One of ALTERNATIVE PRESS'S "100 Bands You Need to Know in 2005". A non-stop dance assualt, combining groove with aggression. Constantly on tour all across the US.


The sound of discontent has a name, and its name is Sadaharu.

Blending big blues riffs with the frantic urgency of the post-hardcore sound, alongside stripped down rock and roll with jazz undertones and the aggressiveness of the early Am Rep sound, Sadaharu is a musical amalgamation quite unlike any other.

Formed in Lancaster, Pennsylvania in late 2000, Sadaharu's musical identity was quickly realized, within four months the band had recorded and self-distributed their debut CD, Punishment in Hi-Fi (An audio boxing match in which the listener is the loser), and set out to ring their music to an audience outside of their hometown. With a non-stop drive to play shows, a no-holds-barred livep erformance, and an infectious (if hard to define) sound, the band built a small, but ardent, following throughout the East Coast and Midwest.

2003 saw the release of Anthem For New Sonic Warfare (CI Records/Revelation), which showcased a band that had honed their musical skills on the road and had also spent enough time driving through the US in a dingy van to develop a "mission statement," Beginning with the line "A new phase of the war has commenced. A more straightforward approach. A dynamic, multi-tiered, assault on the senses," and continuing on to describe what seems like a near militant diatribe, the band spoke with unbridled intensity about bringing fun and passion back to the post-punk/hardcore world. Anthem quickly garnered critical praise. Alternative Press gave the album a rare 5 out of 5 rating, calling the band "Amazing punk/hardcore/jazz rockers [with] the dissonance of Drive Like Jehu, Refused's energy and the (International) Noise Conspiracy's groove." Punk Planet said of the album, "Great post-hardcore that will make your backbone slip." Mean Street declared that "Sadaharu trumpets a soundtrack to social unrest and a ralying cry against musical mediocrity.
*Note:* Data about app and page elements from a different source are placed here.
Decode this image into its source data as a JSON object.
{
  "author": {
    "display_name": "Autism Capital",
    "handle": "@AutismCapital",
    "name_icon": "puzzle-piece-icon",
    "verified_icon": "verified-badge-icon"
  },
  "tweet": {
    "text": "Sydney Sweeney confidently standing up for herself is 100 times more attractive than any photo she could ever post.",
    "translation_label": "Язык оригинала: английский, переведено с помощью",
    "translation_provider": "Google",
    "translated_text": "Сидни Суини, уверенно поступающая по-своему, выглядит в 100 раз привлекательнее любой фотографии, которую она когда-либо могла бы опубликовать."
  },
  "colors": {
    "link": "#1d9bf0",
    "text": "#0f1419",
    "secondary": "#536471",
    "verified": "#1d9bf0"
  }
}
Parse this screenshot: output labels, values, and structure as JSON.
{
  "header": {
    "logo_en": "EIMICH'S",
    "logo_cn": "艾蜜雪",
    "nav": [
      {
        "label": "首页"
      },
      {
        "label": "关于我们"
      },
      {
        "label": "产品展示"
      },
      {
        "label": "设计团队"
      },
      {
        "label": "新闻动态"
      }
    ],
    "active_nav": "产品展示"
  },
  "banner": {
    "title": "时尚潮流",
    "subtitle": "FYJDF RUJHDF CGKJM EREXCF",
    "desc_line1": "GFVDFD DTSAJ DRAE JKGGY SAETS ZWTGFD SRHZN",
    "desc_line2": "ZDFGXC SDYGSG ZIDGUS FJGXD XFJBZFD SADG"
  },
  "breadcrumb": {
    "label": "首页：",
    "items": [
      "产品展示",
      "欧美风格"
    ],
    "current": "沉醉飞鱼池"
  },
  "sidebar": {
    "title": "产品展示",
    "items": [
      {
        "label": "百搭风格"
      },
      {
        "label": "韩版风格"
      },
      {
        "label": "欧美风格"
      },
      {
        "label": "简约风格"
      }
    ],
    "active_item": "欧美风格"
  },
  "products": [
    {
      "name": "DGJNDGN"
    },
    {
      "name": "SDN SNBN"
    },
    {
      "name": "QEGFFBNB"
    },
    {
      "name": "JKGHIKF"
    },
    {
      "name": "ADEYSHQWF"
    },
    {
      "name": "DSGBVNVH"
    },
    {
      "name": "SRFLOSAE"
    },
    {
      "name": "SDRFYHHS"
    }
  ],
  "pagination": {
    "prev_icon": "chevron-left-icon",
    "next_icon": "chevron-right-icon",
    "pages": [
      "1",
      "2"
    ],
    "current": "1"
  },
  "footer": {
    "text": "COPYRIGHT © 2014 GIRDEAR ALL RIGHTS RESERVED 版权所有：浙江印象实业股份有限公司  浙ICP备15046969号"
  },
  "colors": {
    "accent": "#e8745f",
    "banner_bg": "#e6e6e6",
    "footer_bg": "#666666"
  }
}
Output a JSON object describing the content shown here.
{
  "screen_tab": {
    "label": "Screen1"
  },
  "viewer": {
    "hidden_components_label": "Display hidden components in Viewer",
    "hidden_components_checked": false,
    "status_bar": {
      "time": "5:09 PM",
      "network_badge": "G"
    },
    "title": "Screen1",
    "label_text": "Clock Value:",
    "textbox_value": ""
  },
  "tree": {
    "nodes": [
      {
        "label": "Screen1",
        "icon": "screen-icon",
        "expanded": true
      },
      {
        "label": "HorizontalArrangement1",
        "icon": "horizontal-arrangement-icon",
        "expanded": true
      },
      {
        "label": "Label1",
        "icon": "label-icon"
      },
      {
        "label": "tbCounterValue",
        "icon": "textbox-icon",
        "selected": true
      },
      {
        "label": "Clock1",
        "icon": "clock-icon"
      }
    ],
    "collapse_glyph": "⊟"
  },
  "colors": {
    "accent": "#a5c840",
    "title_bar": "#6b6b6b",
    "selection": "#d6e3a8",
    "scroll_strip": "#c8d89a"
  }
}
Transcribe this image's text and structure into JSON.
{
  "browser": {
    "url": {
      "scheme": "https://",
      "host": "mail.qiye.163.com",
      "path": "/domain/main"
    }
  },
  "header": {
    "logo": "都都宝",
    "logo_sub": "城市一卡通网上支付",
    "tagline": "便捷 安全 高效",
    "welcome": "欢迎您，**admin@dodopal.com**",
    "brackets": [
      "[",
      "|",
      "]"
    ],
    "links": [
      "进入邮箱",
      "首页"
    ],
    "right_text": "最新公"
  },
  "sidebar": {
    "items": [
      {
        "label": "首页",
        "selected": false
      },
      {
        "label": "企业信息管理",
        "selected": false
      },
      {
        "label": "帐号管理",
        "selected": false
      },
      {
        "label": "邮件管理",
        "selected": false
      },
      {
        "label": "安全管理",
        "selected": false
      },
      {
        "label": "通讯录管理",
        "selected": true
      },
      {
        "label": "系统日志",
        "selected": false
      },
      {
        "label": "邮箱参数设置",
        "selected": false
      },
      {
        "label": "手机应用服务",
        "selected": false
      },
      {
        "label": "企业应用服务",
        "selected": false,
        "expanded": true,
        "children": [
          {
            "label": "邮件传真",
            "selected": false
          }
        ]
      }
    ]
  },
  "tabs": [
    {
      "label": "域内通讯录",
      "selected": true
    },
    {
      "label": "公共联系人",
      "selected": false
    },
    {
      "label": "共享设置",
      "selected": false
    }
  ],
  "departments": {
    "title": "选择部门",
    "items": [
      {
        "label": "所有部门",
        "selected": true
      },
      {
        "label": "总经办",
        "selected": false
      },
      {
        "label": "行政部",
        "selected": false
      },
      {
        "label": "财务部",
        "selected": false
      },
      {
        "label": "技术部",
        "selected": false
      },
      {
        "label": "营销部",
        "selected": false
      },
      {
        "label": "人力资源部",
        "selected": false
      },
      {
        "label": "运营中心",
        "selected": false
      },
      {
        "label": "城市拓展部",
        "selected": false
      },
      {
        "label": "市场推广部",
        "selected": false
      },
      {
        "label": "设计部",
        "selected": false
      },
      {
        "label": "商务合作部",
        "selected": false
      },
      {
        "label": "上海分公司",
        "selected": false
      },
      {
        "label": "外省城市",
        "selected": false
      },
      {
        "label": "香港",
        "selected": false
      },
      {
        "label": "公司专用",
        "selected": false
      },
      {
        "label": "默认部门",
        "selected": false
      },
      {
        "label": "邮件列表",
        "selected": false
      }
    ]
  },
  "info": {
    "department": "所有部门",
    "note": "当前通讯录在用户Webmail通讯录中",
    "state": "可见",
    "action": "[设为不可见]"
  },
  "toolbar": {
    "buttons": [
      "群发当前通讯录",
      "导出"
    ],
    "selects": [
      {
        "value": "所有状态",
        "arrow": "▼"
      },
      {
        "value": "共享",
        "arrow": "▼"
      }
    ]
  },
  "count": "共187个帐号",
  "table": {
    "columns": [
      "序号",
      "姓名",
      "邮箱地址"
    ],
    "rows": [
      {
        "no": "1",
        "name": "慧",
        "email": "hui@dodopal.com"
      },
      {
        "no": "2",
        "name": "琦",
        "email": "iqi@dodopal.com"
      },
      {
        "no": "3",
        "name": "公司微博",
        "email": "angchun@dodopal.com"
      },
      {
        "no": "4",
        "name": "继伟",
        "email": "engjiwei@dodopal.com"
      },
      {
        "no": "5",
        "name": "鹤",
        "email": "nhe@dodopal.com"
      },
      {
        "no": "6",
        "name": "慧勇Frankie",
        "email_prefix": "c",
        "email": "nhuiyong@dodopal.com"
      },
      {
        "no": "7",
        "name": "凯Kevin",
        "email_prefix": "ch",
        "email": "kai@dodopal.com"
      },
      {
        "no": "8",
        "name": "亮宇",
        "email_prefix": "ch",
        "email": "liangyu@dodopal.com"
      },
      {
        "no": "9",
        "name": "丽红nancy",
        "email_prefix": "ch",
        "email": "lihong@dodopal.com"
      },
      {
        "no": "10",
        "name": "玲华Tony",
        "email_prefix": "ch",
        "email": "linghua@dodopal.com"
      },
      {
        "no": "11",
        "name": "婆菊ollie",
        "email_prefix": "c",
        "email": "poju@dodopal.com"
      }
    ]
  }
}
The barrage of frantic riffing, noisy rock groove and irreverence for consistent time signatures should prick up the ears of the most skeptical hardcore scenester."

After another year plus of time spent in their van, including stops at venerable music festivals CMJ and SXSW, the band returned to Lanster and began writing songs for their follow-up. With an eye to evolving, lest Anthem's broad declaration of "trying something new!" become trite and hypocritical, the band emerged with enough material, and entered the studio soon after. Working long, 12-hour days, the sessions fueled a new creative drive for the band, the album became The Politics of Dancing (CI Records/Lumberjack).

Driving and aggressive, while at the same time full of Sadaharu's trademark riffing, The Politics of Dancing follows in the tradition the band set in motion with Anthem of speaking to the listener, and not at them, delivering a message of personal rebellion and evolution.

As the liner notes explaim, "A foundation of wide-spread individuality and free-thought must exist before any actual, meaningful change can ever occur on a larger stage," a statement athat speaks just as much about people's musical and artist tastes, as it does broad global politics, and everything that falls in between.

Discontent never sounded so good.


NEW AND ALTERNATE CAREERS IN DANCE DVD (Music Video Distributors, 2005)
PUNISHMENT IN HI-FI CDEP (Universal Warning Records, 2003)

Set List

Typically 7-8 songs, all originals, 25-30 minutes in length. A mix of songs from both full-length albums.